And yet, it's difficult to reconcile the media adulation and Rand Paul's occasional crackpot tendencies.
Earlier today, for example, the senator appeared on Glenn Beck's show to discuss, among other things, the Supreme Court's ruling striking down the Defense of Marriage Act. The host suggested the ruling could lead to polygamy: "If you change one variable -- man and a woman to man and man, and woman and woman -- you cannot then tell me that you can't logically tell me you can't change the other variable -- one man, three women. Uh, one woman, four men.... If I'm a devout Muslim and I come over here and I have three wives, who are you to say if I'm an American citizen, that I can't have multiple marriages."
For Paul, this seemed perfectly sensible. In fact, the senator went even further than Beck. Here's the entirety of Rand Paul's response, in which the senator said he's "kind of with" the unhinged host.
"I think this is the conundrum and gets back to what you were saying in the opening -- whether or not churches should decide this. But it is difficult because if we have no laws on this people take it to one extension further. Does it have to be humans?"You know, I mean, so there really are, the question is what social mores, can some social mores be part of legislation? Historically we did at the state legislative level, we did allow for some social mores to be part of it. Some of them were said to be for health reasons and otherwise, but I'm kind of with you, I see the thousands-of-year tradition of the nucleus of the family unit. I also see that economically, if you just look without any kind of moral periscope and you say, what is it that is the leading cause of poverty in our country? It's having kids without marriage. The stability of the marriage unit is enormous and we should not just say oh we're punting on it, marriage can be anything."
Raise your hand if you think Rand Paul has any idea what he's talking about.
I realize there's a "Stand With Rand" crowd that's convinced the Kentucky Republican is a visionary when it comes to limited government, and I understand that much of the media establishment is eager for us to perceive him as a serious and credible person. But Rand Paul decided to chat with Glenn Beck, and during the interview the senator raised the prospect of marriage-equality proponents asking, "Does it have to be humans?"
If this is what constitutes an "interesting" politician and "rising star" in Republican politics, the GOP is in dire straits, indeed.
There is a contingent of the population that's desperately looking for a prominent political figure in Washington who celebrates civil liberties, is openly uncomfortable with the national security state, and opposes the rush towards more wars, especially in the Middle East.

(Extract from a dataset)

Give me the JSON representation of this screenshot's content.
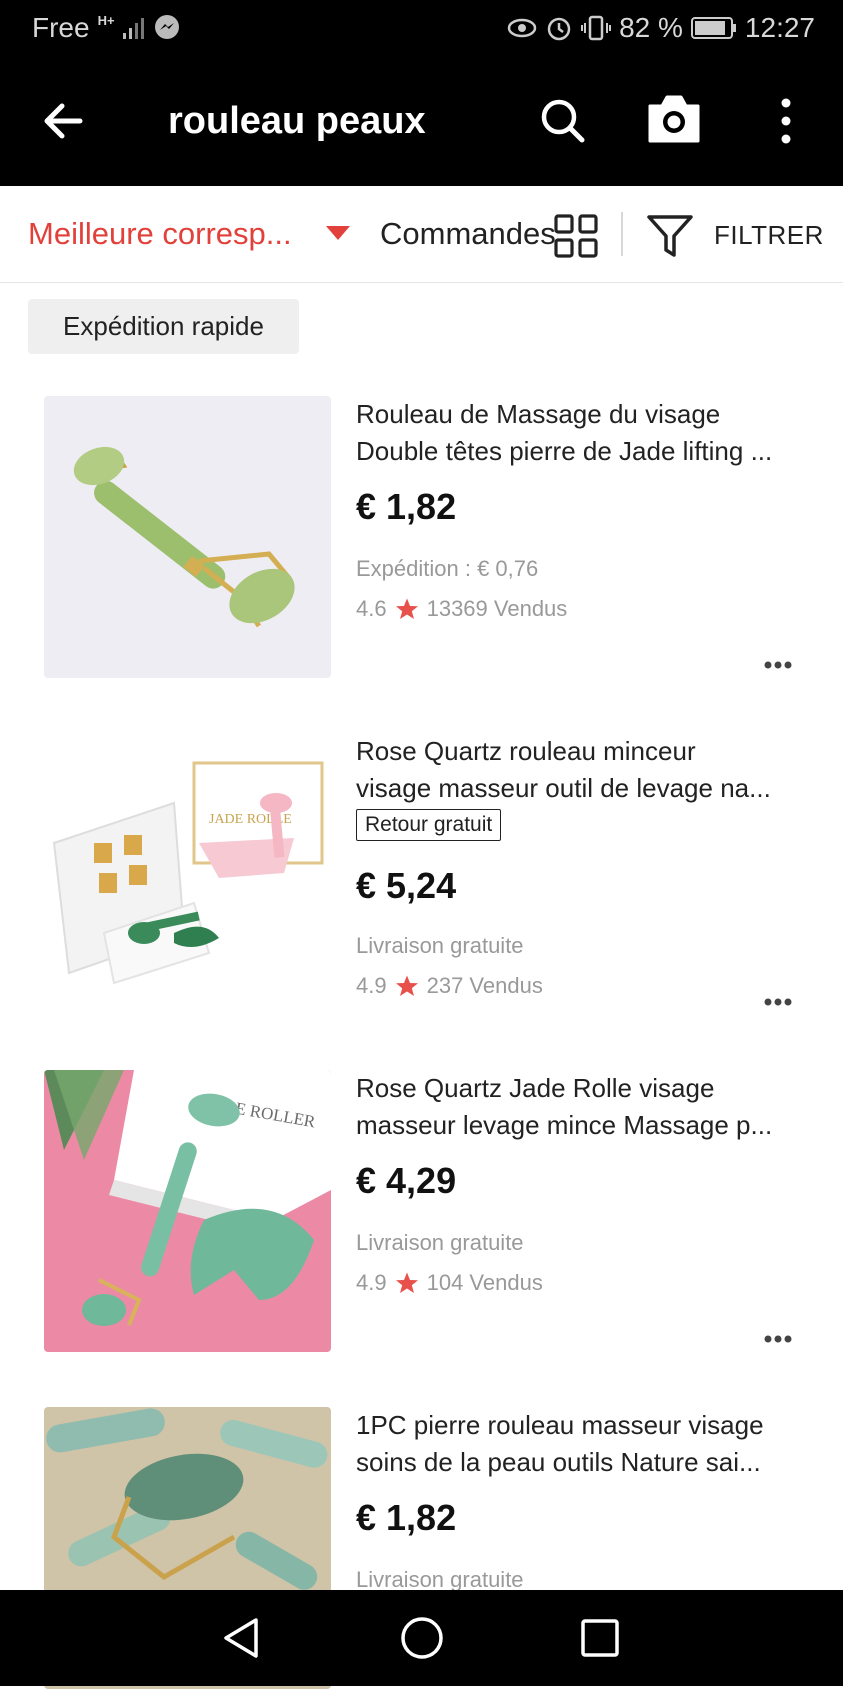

But we're frequently reminded why Rand Paul probably isn't the champion these folks have been waiting for. He believes bizarre and unsettling conspiracy theories; he's convinced the Obama administration is responsible for problems with his toilet; his concerns about armed drones are strikingly ignorant and contradictory; he considers fringe outlets like World Net Daily to be credible news organizations, and on the morning of a civil-rights breakthrough for LGBT Americans, he hangs out with Glenn Beck and raises the specter of bestiality.
If you've chosen Rand Paul as your freedom-celebrating hero, you've probably picked the wrong guy.